#### Try it
Show every line in the entries below where the word "title" appears.

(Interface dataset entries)
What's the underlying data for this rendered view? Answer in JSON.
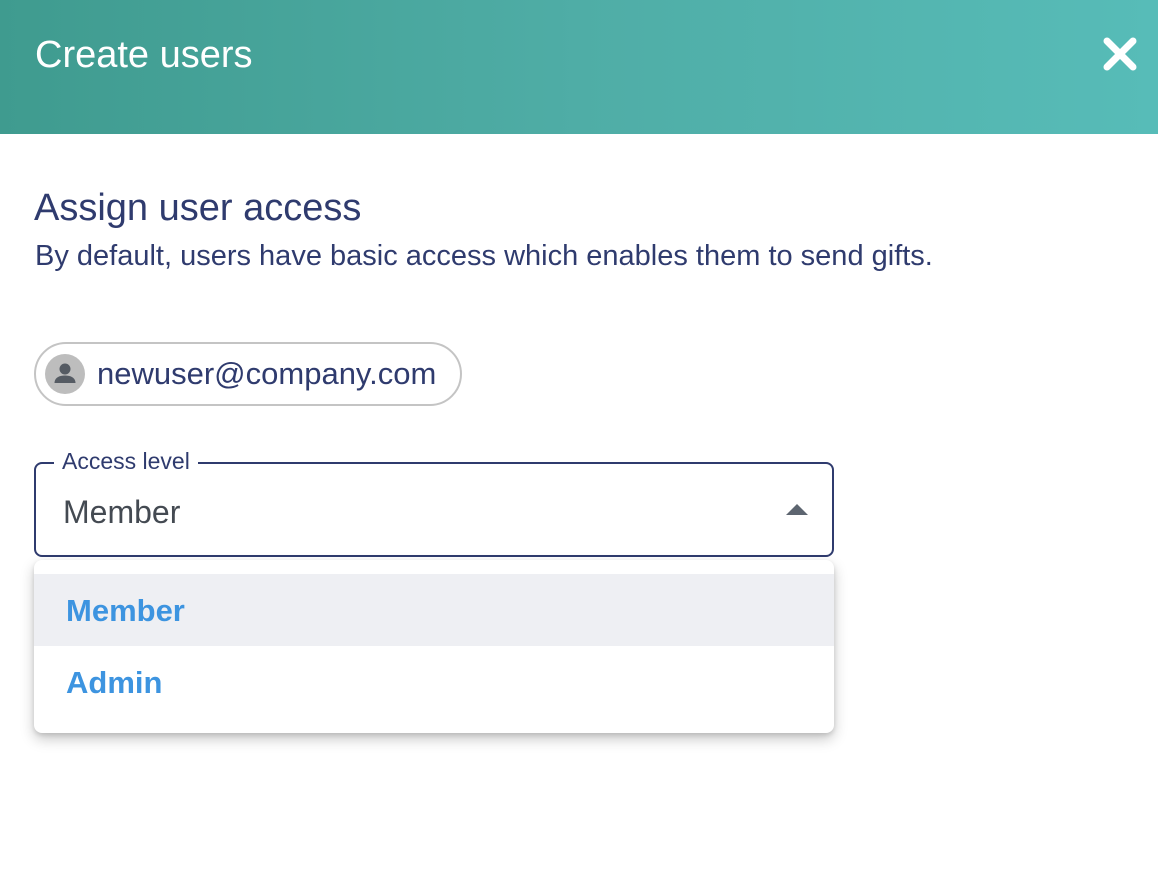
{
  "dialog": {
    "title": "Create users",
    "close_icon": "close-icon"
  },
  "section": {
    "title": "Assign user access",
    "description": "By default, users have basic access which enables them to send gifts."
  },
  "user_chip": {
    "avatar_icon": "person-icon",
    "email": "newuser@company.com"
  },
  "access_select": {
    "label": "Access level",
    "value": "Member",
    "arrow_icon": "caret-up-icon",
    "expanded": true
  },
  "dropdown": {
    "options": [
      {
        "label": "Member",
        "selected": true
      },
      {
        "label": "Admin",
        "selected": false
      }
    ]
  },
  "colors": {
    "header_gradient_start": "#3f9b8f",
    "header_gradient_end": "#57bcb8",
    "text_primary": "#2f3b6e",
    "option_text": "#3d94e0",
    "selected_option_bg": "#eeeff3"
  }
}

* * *

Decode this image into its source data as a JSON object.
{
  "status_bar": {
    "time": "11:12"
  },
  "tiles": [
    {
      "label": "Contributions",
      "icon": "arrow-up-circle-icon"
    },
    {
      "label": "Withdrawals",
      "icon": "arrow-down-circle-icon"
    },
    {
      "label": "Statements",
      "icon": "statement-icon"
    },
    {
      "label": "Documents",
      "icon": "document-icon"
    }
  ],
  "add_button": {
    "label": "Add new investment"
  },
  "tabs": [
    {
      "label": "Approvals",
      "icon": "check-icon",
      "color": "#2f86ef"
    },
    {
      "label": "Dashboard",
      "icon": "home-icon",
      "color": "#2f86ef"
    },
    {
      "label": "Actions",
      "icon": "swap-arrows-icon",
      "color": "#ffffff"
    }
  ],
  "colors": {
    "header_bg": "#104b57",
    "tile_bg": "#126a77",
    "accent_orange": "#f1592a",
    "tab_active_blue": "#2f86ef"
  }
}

#### Response
    "title": "Create users",
    "title": "Assign user access",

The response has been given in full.